Those who lived in villages and cities had to deal with sewage on a larger scale and public health concerns led to the decline of urban outhouses. Homes and businesses began to be required to connect to municipal sewer systems. After installing a municipal water system in 1891, the village of Bradford turned to the issue of a sewer system to replace individual cesspools. One result of not having a proper sewer system was the loss to Ludlow of the proposed Vermont Odd Fellows’ Home in 1895.
The first vote to create a village system failed at a special village meeting in 1896. It was not until 1927 that the village voted to construct a sewage system.
As with most municipal systems, raw sewage was flushed into nearby waterways. In the 1950s, the Connecticut River was being described as the “world’s best landscaped sewer.” Until Bradford’s sewage treatment plant began to operate in October 1978, the nearby Waits River received the village sewage.
In 1903, the Vermont Board of Health report contained the following description of the situation in Ryegate: “several sewers running, one down Main street and the others which empty into the bed of the river as it formerly ran … a most filthy and unwholesome place.”
In 1972, and after the State passed legislation to deal with pollution in the state’s waterways, Ryegate voted to acquire land in both East and South Ryegate for sewer treatment sites.
Wells River and Woodsville both used adjacent rivers for sewers until the early 1980s when a treatment plant was built in Woodsville to serve those two villages and portions of North Haverhill.

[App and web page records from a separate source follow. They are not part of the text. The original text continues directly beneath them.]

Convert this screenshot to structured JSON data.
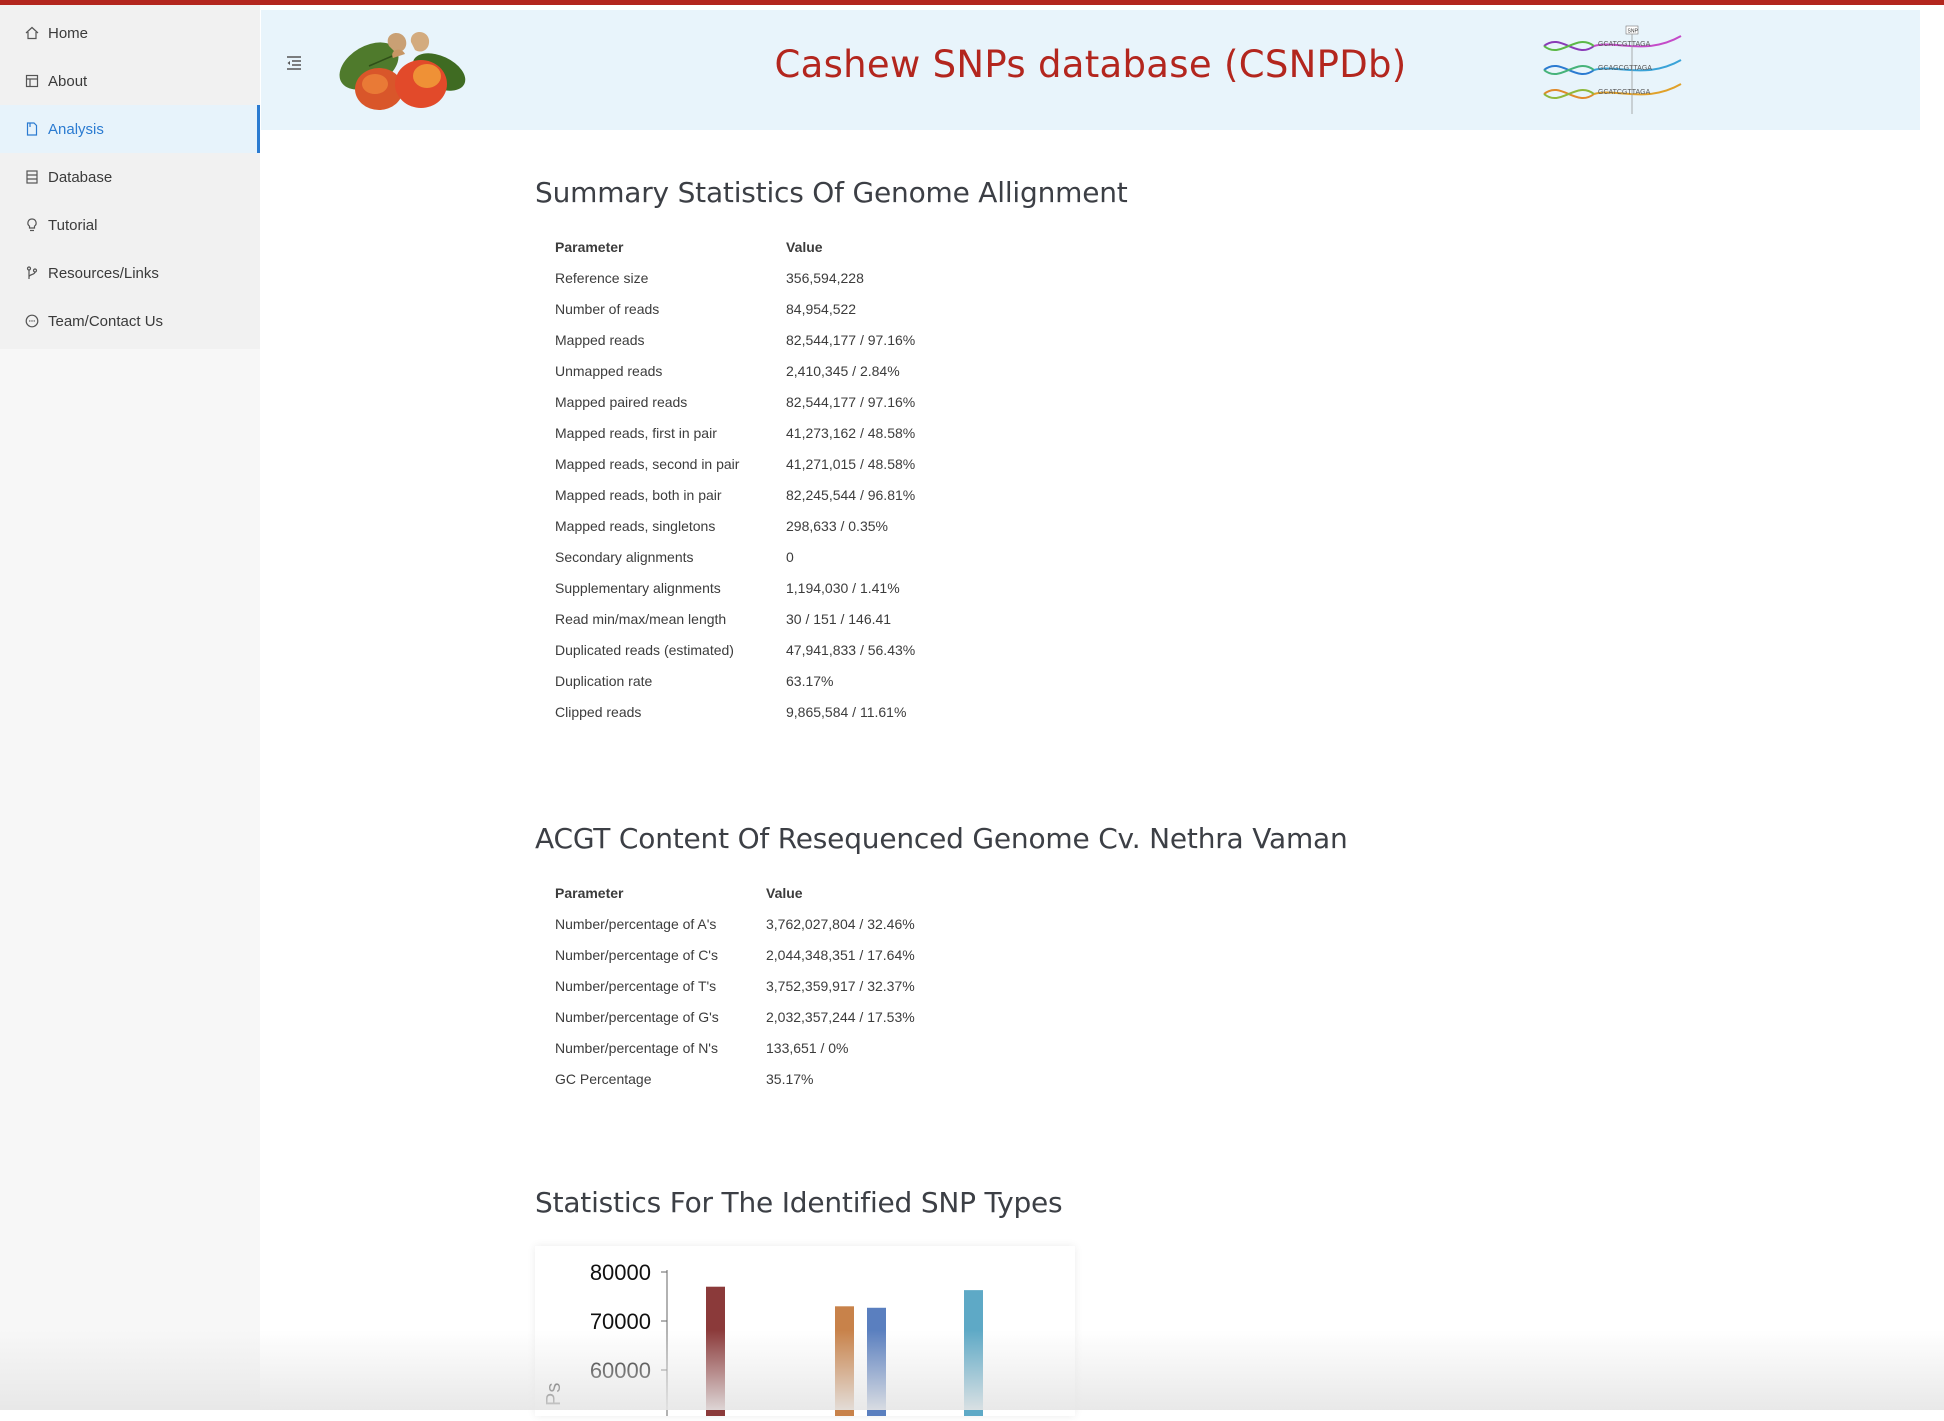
{
  "sidebar": {
    "items": [
      {
        "label": "Home",
        "icon": "home-icon"
      },
      {
        "label": "About",
        "icon": "layout-icon"
      },
      {
        "label": "Analysis",
        "icon": "document-icon",
        "active": true
      },
      {
        "label": "Database",
        "icon": "database-icon"
      },
      {
        "label": "Tutorial",
        "icon": "bulb-icon"
      },
      {
        "label": "Resources/Links",
        "icon": "branch-icon"
      },
      {
        "label": "Team/Contact Us",
        "icon": "chat-icon"
      }
    ]
  },
  "header": {
    "title": "Cashew SNPs database (CSNPDb)",
    "title_color": "#b3261e",
    "background": "#e8f4fb",
    "dna_logo_letters": [
      "GCATCGTTAGA",
      "GCAGCGTTAGA",
      "GCATCGTTAGA"
    ],
    "dna_logo_tag": "SNP"
  },
  "sections": {
    "alignment": {
      "title": "Summary Statistics Of Genome Allignment",
      "headers": [
        "Parameter",
        "Value"
      ],
      "rows": [
        [
          "Reference size",
          "356,594,228"
        ],
        [
          "Number of reads",
          "84,954,522"
        ],
        [
          "Mapped reads",
          "82,544,177 / 97.16%"
        ],
        [
          "Unmapped reads",
          "2,410,345 / 2.84%"
        ],
        [
          "Mapped paired reads",
          "82,544,177 / 97.16%"
        ],
        [
          "Mapped reads, first in pair",
          "41,273,162 / 48.58%"
        ],
        [
          "Mapped reads, second in pair",
          "41,271,015 / 48.58%"
        ],
        [
          "Mapped reads, both in pair",
          "82,245,544 / 96.81%"
        ],
        [
          "Mapped reads, singletons",
          "298,633 / 0.35%"
        ],
        [
          "Secondary alignments",
          "0"
        ],
        [
          "Supplementary alignments",
          "1,194,030 / 1.41%"
        ],
        [
          "Read min/max/mean length",
          "30 / 151 / 146.41"
        ],
        [
          "Duplicated reads (estimated)",
          "47,941,833 / 56.43%"
        ],
        [
          "Duplication rate",
          "63.17%"
        ],
        [
          "Clipped reads",
          "9,865,584 / 11.61%"
        ]
      ]
    },
    "acgt": {
      "title": "ACGT Content Of Resequenced Genome Cv. Nethra Vaman",
      "headers": [
        "Parameter",
        "Value"
      ],
      "rows": [
        [
          "Number/percentage of A's",
          "3,762,027,804 / 32.46%"
        ],
        [
          "Number/percentage of C's",
          "2,044,348,351 / 17.64%"
        ],
        [
          "Number/percentage of T's",
          "3,752,359,917 / 32.37%"
        ],
        [
          "Number/percentage of G's",
          "2,032,357,244 / 17.53%"
        ],
        [
          "Number/percentage of N's",
          "133,651 / 0%"
        ],
        [
          "GC Percentage",
          "35.17%"
        ]
      ]
    },
    "snp_types": {
      "title": "Statistics For The Identified SNP Types"
    }
  },
  "chart_data": {
    "type": "bar",
    "ylim": [
      55000,
      80000
    ],
    "yticks": [
      "80000",
      "70000",
      "60000"
    ],
    "ytick_values": [
      80000,
      70000,
      60000
    ],
    "ylabel_fragment": "Ps",
    "bars": [
      {
        "value": 77000,
        "color": "#8b3a3a"
      },
      {
        "value": 73000,
        "color": "#c8824a"
      },
      {
        "value": 72700,
        "color": "#5a7fbf"
      },
      {
        "value": 76300,
        "color": "#5ea9c6"
      }
    ]
  }
}
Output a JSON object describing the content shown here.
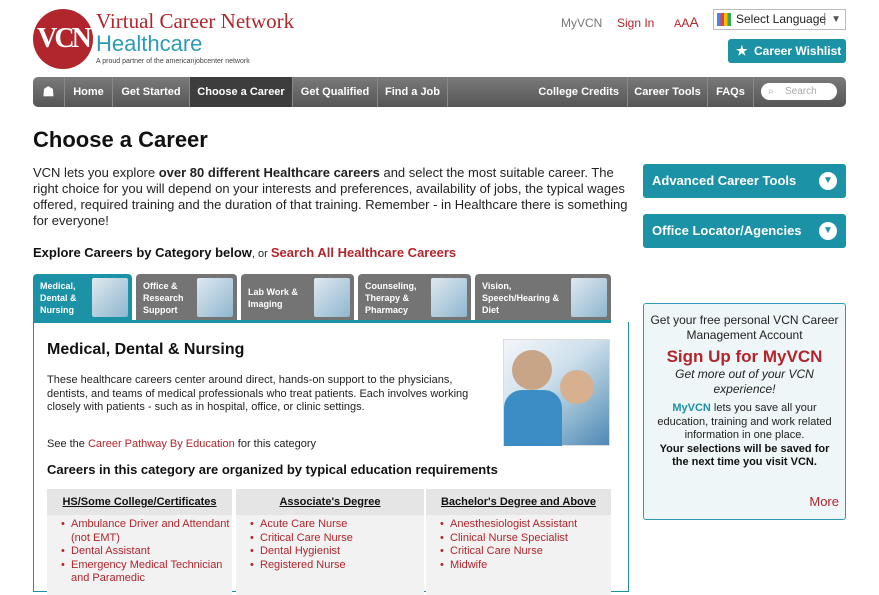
{
  "header": {
    "logo_text": "VCN",
    "brand_line1": "Virtual Career Network",
    "brand_line2": "Healthcare",
    "brand_tagline": "A proud partner of the americanjobcenter network",
    "myvcn": "MyVCN",
    "sign_in": "Sign In",
    "aaa": [
      "A",
      "A",
      "A"
    ],
    "language": "Select Language",
    "wishlist": "Career Wishlist"
  },
  "nav": {
    "items": [
      "Home",
      "Get Started",
      "Choose a Career",
      "Get Qualified",
      "Find a Job",
      "College Credits",
      "Career Tools",
      "FAQs"
    ],
    "search_placeholder": "Search"
  },
  "main": {
    "title": "Choose a Career",
    "intro_pre": "VCN lets you explore ",
    "intro_bold": "over 80 different Healthcare careers",
    "intro_post": " and select the most suitable career. The right choice for you will depend on your interests and preferences, availability of jobs, the typical wages offered, required training and the duration of that training. Remember - in Healthcare there is something for everyone!",
    "explore_bold": "Explore Careers by Category below",
    "explore_or": ", or ",
    "explore_link": "Search All Healthcare Careers"
  },
  "tabs": [
    {
      "label": "Medical, Dental & Nursing"
    },
    {
      "label": "Office & Research Support"
    },
    {
      "label": "Lab Work & Imaging"
    },
    {
      "label": "Counseling, Therapy & Pharmacy"
    },
    {
      "label": "Vision, Speech/Hearing & Diet"
    }
  ],
  "panel": {
    "heading": "Medical, Dental & Nursing",
    "description": "These healthcare careers center around direct, hands-on support to the physicians, dentists, and teams of medical professionals who treat patients. Each involves working closely with patients - such as in hospital, office, or clinic settings.",
    "pathway_pre": "See the ",
    "pathway_link": "Career Pathway By Education",
    "pathway_post": " for this category",
    "organized": "Careers in this category are organized by typical education requirements",
    "columns": [
      {
        "header": "HS/Some College/Certificates",
        "items": [
          "Ambulance Driver and Attendant (not EMT)",
          "Dental Assistant",
          "Emergency Medical Technician and Paramedic"
        ]
      },
      {
        "header": "Associate's Degree",
        "items": [
          "Acute Care Nurse",
          "Critical Care Nurse",
          "Dental Hygienist",
          "Registered Nurse"
        ]
      },
      {
        "header": "Bachelor's Degree and Above",
        "items": [
          "Anesthesiologist Assistant",
          "Clinical Nurse Specialist",
          "Critical Care Nurse",
          "Midwife"
        ]
      }
    ]
  },
  "sidebar": {
    "advanced": "Advanced Career Tools",
    "office": "Office Locator/Agencies",
    "promo_line1": "Get your free personal VCN Career Management Account",
    "promo_signup": "Sign Up for MyVCN",
    "promo_sub": "Get more out of your VCN experience!",
    "promo_myvcn": "MyVCN",
    "promo_body": " lets you save all your education, training and work related information in one place.",
    "promo_bold": "Your selections will be saved for the next time you visit VCN.",
    "promo_more": "More"
  },
  "colors": {
    "teal": "#1c92a6",
    "brand_red": "#b0262c",
    "nav_gray": "#555555"
  }
}
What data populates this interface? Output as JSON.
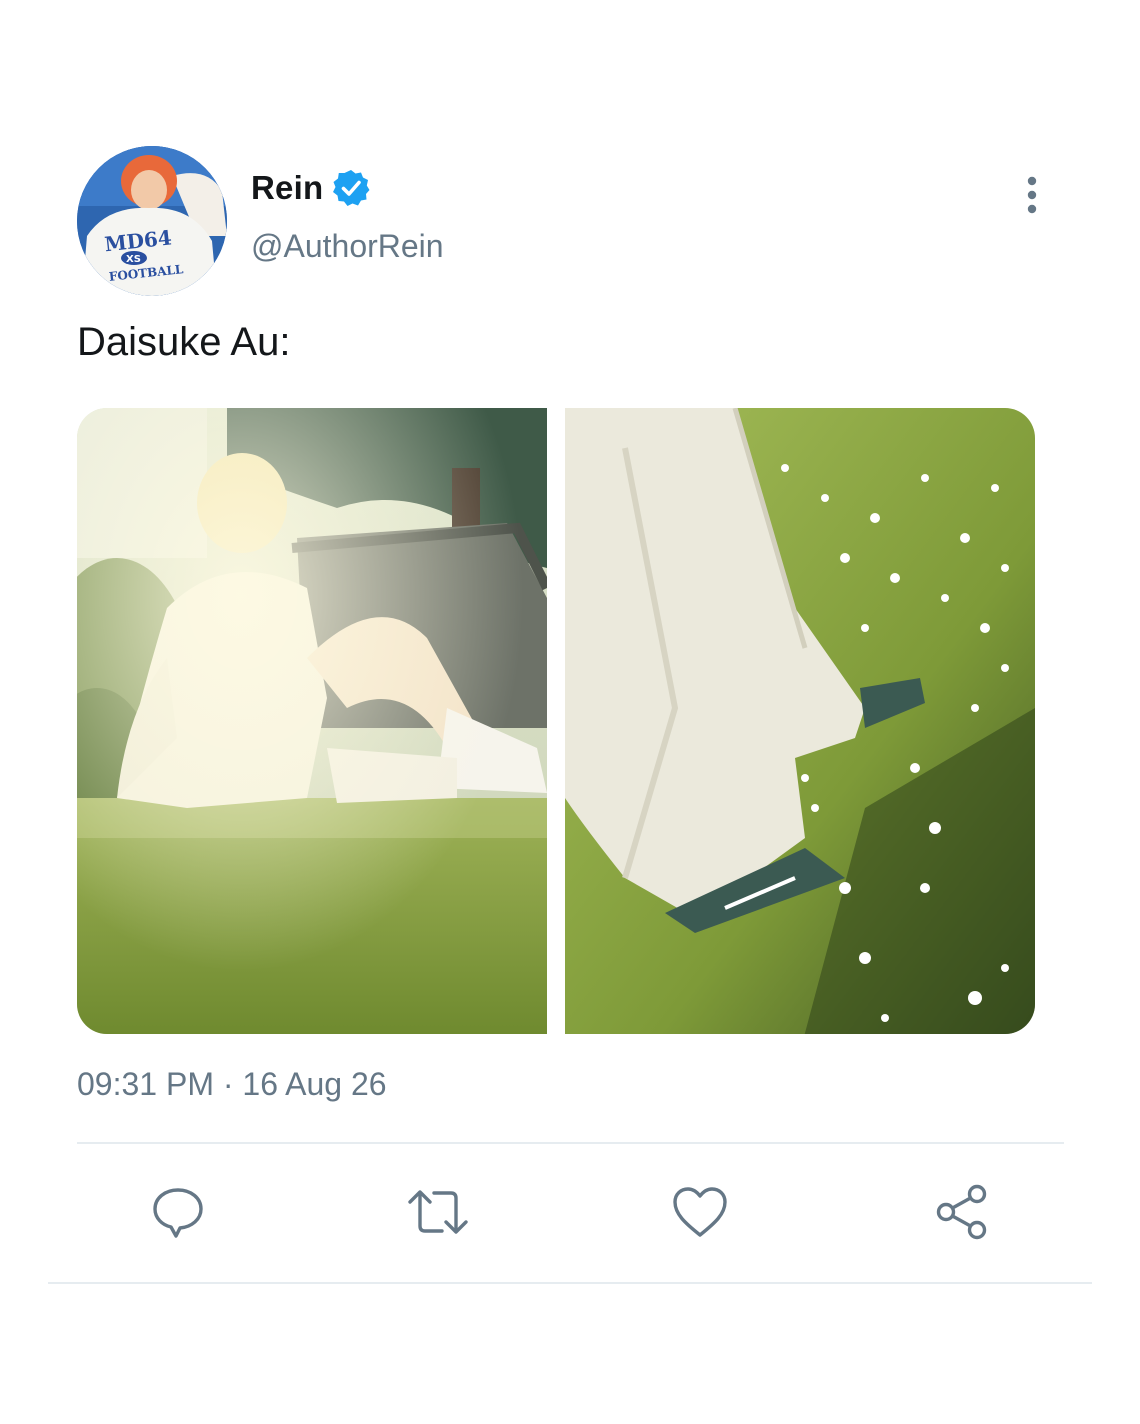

Until these improvements were made, nearby rivers and lakes were often so polluted as to make them unusable for drinking water. Woodsville Water Works, begun in 1885, suspended using the Ammonoosuc as a source of drinking water in 1906 because of sewage and industrial waste from upriver towns.
Advancements in sewage treatment were also reflected in home facilities. By 1960, the number of New Hampshire and Vermont homes without a flush toilet was less than 8 percent. That was less than half the number of a decade before.
Nationwide, a high percentage of all new homes have 2 or more bathrooms. The National Association of Home Builders has found that buyers like the number of bathrooms “to roughly equal the number of bedrooms.” While that may not be as common in the Upper Valley, selling a house without at least a second half or full bathroom is difficult. High-end bathrooms now feature spa-like amenities — elaborate tubs, luxury showers, heated floors, accent lighting and dual-flush toilets.
There are a number of titles given to what use to be called “the necessity.” The toilet, john, lavatory or the head, the facilities, the loo and the powder room. The latest AARP Bulletin reports that June is National Bathroom Reading Month.
Regardless of what you call the little room and whether or not you have a stack of reading materials nearby, consider how far we have come from the cold and drafty privy in the backyard and the skimpy warm water in a tub in the kitchen. Give regular thanks for that.
Larry Coffin is president of the Bradford, Vt., Historical Society. An earlier version of this article appeared in the